Upon looking at the class I could see some of the students really trying to visualize along with the meditation. It was amazing to see how the class became more cooperative and comfortable as the session went on. After we finished Tai Chi the class expressed that they were tired but that they felt good. I then did some Pal Dan Gum with the students, they really enjoyed roaring like a lion.
I had a little time left over so I did some energy work. The group rubbed their hands together to feel their own energy and then I showed them how to feel each other's energy. This went over very well with the group because they felt comfortable with each other and themselves. The students were amazed that they could feel this energy on themselves and each other.
I had so much fun with this group; they were open, friendly, and very receptive to the information I presented to them. All the feedback I received was very positive. The school has asked me to come back to work with other classes, and they thought that other staff members would appreciate and benefit from learning Tai Chi also.
Capacitar Practices in a Montessori Class
–Loretta Tobin, Milwaukee

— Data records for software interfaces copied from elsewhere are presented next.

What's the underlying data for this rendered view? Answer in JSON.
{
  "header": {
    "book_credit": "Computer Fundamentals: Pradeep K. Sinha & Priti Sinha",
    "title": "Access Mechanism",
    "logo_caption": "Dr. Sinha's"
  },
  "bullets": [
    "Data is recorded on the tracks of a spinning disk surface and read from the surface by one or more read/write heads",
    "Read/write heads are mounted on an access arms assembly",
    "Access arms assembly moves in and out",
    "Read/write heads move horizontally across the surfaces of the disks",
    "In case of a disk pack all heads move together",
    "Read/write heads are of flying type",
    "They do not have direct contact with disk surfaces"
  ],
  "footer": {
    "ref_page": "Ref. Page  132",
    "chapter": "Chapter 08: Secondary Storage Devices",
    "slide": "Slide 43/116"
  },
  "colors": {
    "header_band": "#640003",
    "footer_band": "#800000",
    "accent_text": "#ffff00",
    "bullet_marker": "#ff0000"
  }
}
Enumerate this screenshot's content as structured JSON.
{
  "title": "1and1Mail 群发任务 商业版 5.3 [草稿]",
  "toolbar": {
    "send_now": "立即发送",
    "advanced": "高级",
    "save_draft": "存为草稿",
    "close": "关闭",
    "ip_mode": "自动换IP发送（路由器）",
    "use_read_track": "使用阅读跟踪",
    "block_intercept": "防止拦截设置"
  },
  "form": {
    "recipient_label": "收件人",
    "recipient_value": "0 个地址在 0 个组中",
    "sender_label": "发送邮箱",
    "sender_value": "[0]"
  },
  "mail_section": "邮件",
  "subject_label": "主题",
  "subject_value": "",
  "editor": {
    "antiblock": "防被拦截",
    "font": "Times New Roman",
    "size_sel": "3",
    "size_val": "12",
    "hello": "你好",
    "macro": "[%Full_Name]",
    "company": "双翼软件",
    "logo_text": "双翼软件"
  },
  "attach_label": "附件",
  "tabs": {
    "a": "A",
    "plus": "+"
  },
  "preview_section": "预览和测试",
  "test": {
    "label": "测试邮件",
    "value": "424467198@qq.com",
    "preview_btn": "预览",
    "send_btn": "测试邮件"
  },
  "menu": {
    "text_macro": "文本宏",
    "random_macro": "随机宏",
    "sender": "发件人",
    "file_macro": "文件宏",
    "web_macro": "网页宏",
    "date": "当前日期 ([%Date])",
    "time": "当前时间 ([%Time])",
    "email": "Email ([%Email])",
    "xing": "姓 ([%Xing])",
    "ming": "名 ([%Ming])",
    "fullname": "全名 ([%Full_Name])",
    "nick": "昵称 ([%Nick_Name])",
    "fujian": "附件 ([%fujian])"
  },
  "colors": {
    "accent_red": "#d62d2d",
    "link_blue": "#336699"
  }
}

Through my association as a client and volunteer with Core/El Centro, a natural healing center in Milwaukee serving those with low income, I participated in the CAPACITAR training program at The Center to BE. As part of my practicum experience, I chose to work with my young daughter Deva-Dawn's Montessori class. This group was a combined classroom of about 20 first, second and third graders. Over a number of sessions, I taught the children many of the practices we learned in the training including visualization, breath technique and simple acupressure. I introduced the finger holds and created a chart illustrating the practice that the children could refer to in their classroom. Many of the children drew their own charts to take home and share with their families. They talked a lot about this practice and reminded one another to use the finger holds at the appropriate times.
We met in the school gymnasium for movement practices. The children's favorite Tai Chi movements were the Globe of Light, Passing Clouds and the Shower of Light. Ivan, a second grader commented, "The Shower of Light feels like nothing else is happening and I get really absorbed in it. I like that feeling." He also added, "The practices are focusing and soothing." Harrelson said: "The practices are calming and help my mind to be clear." The Pal Dan Gum movements added enjoyment to each session. Opening the Bow, Heaven and Earth, Punching with Fists and the Lion's Roar were among their favorites. The children were all very open to learning these practices. I learned a lot from working with them, too.
I am a single mother, currently in transition due in part to health-related matters. The opportunity to participate in the Capacitar training program was a wonderful gift. It truly enhanced the quality of my life and has directed me to a higher calling....helping others to help themselves.